Todorov’s book shows how recruiters, hiring managers and human resources professionals may make many snap assessments, often without even realizing it, of a person’s trustworthiness, honesty or other personality traits.
The consequences of this bias are enormous. A bad choice based on false impressions and bias mean your company may be ignoring more talented applicants who can help you grow and be more profitable.
One way to combat bias is to conduct training to help recruiters and hiring mangers become aware of hidden biases, as well as develop diversity skills and apply them to interviewing, selection, and recruiting methods.
On the technology front, some organizations are practicing blind hiring, initially keeping candidates’ faces, names and other biographical information hidden from employers Instead, hiring managers first see how applicants perform on tests that measure skills pertinent to the job.

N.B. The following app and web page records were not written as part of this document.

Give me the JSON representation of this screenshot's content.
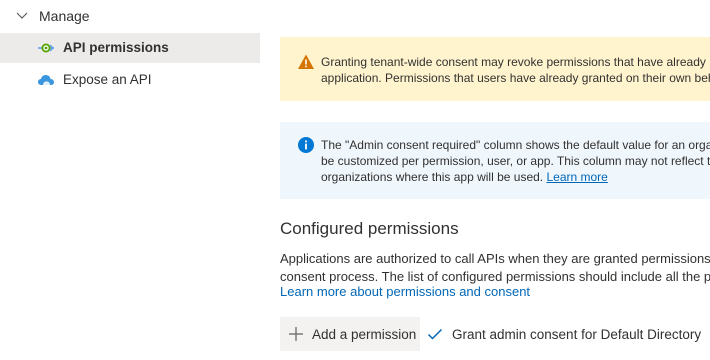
{
  "sidebar": {
    "section_label": "Manage",
    "items": [
      {
        "label": "API permissions",
        "selected": true,
        "icon": "api-permissions-icon"
      },
      {
        "label": "Expose an API",
        "selected": false,
        "icon": "cloud-icon"
      }
    ]
  },
  "warning_banner": {
    "icon": "warning-icon",
    "line1": "Granting tenant-wide consent may revoke permissions that have already b",
    "line2": "application. Permissions that users have already granted on their own beh"
  },
  "info_banner": {
    "icon": "info-icon",
    "line1": "The \"Admin consent required\" column shows the default value for an orga",
    "line2": "be customized per permission, user, or app. This column may not reflect t",
    "line3_prefix": "organizations where this app will be used.",
    "line3_link": "Learn more"
  },
  "configured": {
    "title": "Configured permissions",
    "desc_line1": "Applications are authorized to call APIs when they are granted permissions",
    "desc_line2": "consent process. The list of configured permissions should include all the p",
    "learn_more": "Learn more about permissions and consent"
  },
  "toolbar": {
    "add_label": "Add a permission",
    "grant_label": "Grant admin consent for Default Directory"
  },
  "colors": {
    "accent": "#0067b8",
    "warning_bg": "#fff4ce",
    "warning_icon": "#d47500",
    "info_bg": "#eff6fc",
    "info_icon": "#0078d4",
    "selected_bg": "#edebe9"
  }
}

An article last year in The Wall Street Journal highlighted how one U.S. tech firm found their hiring managers would often select job candidates with whom they made personal connections. As a fix, the company started requesting that applicants complete an anonymous “sample project,” and that has helped the firm identify and hire true “top performers.”
Another way is to incorporate more data points into the decision-making process. Predictive analysis, based on reliable data points can help organizations asses which candidates will be their top performers, versus relying solely on human snap judgment. Many companies are also turning to technology to support talent decisions with reliable, detailed job-specific feedback on a candidates’ soft skills from references. Online reference checking can deliver data-driven feedback that helps you understand a candidate’s strengths and rich detail about a candidate’s past performance. That analysis helps hiring managers make more informed, less biased decisions.
Many organizations, however, still face a giant hurdle reaching references through traditional methods and adequately covering questions that will provide a true picture of a candidate. But the real value to reference feedback comes when they can assess a candidate’s “soft skills” – competencies such as “being a team player” or “adapting to change.” HR professionals can use this soft skills assessment to complement the pre-hire skills assessment of the applicant, rounding out the picture of a candidate’s capabilities.
Todorov’s Face Value shows us that we’re genetically wired to make flawed snap assessments of peoples’ characters based solely on their facial features. He also shows how erroneous those decisions are. While that’s discouraging, it’s helpful to know this about ourselves. Technology can help connect us to more sound, unbiased judgments when recruiting and hiring.
You can test how you may judge candidates based on their features in this upcoming webinar I’ll be hosting featuring Alexander Todorov: Face Value and Its Irresistible Impact on Hiring: Understanding The Influences that (Mis)Lead Hiring Decisions.